Exercise materials:
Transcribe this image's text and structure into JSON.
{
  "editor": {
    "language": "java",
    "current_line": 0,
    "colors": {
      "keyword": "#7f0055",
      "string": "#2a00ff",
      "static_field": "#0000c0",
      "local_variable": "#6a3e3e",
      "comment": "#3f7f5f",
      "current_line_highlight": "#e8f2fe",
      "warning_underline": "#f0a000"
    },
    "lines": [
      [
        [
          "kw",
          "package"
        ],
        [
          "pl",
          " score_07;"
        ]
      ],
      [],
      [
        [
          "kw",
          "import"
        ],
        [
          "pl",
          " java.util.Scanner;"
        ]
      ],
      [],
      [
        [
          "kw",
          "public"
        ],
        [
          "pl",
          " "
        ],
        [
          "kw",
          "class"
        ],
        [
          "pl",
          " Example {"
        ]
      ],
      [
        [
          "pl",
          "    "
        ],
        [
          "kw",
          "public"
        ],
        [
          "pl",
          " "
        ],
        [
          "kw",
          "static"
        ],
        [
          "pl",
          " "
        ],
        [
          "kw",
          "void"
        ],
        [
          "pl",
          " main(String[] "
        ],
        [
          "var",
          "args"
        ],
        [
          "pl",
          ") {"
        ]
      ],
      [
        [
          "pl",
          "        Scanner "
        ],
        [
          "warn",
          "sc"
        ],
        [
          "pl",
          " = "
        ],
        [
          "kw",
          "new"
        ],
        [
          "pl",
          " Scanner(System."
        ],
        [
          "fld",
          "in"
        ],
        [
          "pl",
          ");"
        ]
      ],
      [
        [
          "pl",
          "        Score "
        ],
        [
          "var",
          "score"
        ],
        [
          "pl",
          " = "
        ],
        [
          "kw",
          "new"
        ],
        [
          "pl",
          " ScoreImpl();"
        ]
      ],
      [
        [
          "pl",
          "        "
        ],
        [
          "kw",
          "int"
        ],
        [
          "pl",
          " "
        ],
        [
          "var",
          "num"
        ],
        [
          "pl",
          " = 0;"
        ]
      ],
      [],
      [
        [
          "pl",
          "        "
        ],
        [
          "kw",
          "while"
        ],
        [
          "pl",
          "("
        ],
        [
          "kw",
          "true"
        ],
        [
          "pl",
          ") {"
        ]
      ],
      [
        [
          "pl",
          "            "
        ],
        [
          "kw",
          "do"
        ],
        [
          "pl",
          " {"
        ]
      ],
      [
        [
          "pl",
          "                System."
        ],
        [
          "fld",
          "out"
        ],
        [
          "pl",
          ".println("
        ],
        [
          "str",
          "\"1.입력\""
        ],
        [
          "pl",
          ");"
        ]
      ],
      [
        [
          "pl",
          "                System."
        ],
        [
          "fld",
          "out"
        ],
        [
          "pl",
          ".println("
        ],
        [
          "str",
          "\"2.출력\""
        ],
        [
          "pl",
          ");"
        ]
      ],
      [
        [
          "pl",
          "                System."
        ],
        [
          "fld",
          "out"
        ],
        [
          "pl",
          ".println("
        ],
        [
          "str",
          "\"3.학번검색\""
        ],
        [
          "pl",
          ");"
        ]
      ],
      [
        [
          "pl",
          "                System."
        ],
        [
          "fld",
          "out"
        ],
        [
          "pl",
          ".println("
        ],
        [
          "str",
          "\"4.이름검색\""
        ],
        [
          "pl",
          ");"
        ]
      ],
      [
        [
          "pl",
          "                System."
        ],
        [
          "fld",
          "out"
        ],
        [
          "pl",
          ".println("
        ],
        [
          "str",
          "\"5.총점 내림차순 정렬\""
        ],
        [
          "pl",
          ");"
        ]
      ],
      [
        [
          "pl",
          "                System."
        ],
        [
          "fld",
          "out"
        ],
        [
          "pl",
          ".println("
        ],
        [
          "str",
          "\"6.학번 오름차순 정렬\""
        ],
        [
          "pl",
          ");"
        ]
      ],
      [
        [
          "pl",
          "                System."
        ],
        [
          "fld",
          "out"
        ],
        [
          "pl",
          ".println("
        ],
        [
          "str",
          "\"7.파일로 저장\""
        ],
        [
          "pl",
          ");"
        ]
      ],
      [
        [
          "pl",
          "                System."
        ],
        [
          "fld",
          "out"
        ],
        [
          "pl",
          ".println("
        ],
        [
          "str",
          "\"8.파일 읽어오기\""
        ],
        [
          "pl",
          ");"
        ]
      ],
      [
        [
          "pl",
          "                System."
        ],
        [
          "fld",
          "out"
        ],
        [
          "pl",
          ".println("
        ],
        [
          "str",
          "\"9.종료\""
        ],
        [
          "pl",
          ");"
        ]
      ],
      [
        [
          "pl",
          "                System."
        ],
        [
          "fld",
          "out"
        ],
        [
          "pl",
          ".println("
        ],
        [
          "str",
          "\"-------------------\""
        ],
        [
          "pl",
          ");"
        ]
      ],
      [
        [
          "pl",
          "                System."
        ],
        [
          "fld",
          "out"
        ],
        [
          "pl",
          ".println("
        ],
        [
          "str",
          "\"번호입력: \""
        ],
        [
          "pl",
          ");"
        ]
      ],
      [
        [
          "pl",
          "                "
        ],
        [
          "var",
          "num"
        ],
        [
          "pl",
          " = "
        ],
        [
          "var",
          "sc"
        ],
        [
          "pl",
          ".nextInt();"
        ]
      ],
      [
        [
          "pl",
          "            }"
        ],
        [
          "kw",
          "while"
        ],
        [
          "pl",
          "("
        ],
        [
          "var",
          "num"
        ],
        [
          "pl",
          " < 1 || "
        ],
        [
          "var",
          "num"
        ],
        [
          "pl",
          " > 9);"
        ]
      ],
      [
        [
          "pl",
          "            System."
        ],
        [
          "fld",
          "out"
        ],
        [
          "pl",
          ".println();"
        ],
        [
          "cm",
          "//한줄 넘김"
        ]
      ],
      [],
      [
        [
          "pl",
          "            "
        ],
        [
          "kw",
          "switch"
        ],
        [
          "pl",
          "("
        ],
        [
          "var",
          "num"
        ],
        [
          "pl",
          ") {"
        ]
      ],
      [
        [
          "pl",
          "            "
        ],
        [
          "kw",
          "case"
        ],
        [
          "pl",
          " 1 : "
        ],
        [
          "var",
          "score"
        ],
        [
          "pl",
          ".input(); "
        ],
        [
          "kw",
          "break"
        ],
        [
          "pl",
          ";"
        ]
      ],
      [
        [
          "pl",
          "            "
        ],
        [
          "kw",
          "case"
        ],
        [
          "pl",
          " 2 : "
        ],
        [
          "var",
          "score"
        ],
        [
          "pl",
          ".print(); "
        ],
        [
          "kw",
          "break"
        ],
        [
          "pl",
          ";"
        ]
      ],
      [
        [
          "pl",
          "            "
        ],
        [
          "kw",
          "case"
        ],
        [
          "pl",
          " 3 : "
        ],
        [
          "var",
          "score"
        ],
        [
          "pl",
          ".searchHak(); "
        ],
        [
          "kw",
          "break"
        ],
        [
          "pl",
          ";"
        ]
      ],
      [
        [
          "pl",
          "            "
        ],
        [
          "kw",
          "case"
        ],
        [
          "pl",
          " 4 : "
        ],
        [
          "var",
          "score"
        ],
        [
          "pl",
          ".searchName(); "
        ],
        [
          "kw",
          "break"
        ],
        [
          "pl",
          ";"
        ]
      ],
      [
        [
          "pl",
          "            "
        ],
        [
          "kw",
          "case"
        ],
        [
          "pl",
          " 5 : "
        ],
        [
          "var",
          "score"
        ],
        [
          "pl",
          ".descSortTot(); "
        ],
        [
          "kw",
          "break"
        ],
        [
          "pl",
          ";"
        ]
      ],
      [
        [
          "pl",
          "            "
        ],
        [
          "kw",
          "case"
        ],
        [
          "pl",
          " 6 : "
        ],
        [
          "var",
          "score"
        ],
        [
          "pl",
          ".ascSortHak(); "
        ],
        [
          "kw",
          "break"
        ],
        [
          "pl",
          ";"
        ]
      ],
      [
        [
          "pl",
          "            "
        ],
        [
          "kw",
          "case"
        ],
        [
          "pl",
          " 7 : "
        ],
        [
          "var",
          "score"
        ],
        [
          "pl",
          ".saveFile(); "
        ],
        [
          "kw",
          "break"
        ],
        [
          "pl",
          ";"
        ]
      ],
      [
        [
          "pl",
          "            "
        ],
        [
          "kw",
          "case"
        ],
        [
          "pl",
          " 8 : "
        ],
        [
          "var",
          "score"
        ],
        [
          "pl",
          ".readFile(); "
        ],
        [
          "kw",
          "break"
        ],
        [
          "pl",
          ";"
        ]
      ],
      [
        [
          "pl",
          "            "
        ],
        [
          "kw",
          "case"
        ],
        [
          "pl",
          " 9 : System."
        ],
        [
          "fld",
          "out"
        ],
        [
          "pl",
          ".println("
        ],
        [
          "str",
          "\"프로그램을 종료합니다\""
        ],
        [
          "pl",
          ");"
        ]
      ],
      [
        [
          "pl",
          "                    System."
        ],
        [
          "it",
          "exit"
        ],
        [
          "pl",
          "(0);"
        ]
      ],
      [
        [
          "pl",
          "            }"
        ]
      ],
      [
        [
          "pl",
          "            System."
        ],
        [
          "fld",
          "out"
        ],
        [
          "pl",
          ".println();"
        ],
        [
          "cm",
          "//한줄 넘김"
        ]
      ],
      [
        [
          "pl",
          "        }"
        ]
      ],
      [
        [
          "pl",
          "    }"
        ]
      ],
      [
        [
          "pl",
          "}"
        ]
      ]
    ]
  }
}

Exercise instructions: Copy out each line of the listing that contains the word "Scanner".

Expected output:
          " java.util.Scanner;"
          "        Scanner "
          " Scanner(System."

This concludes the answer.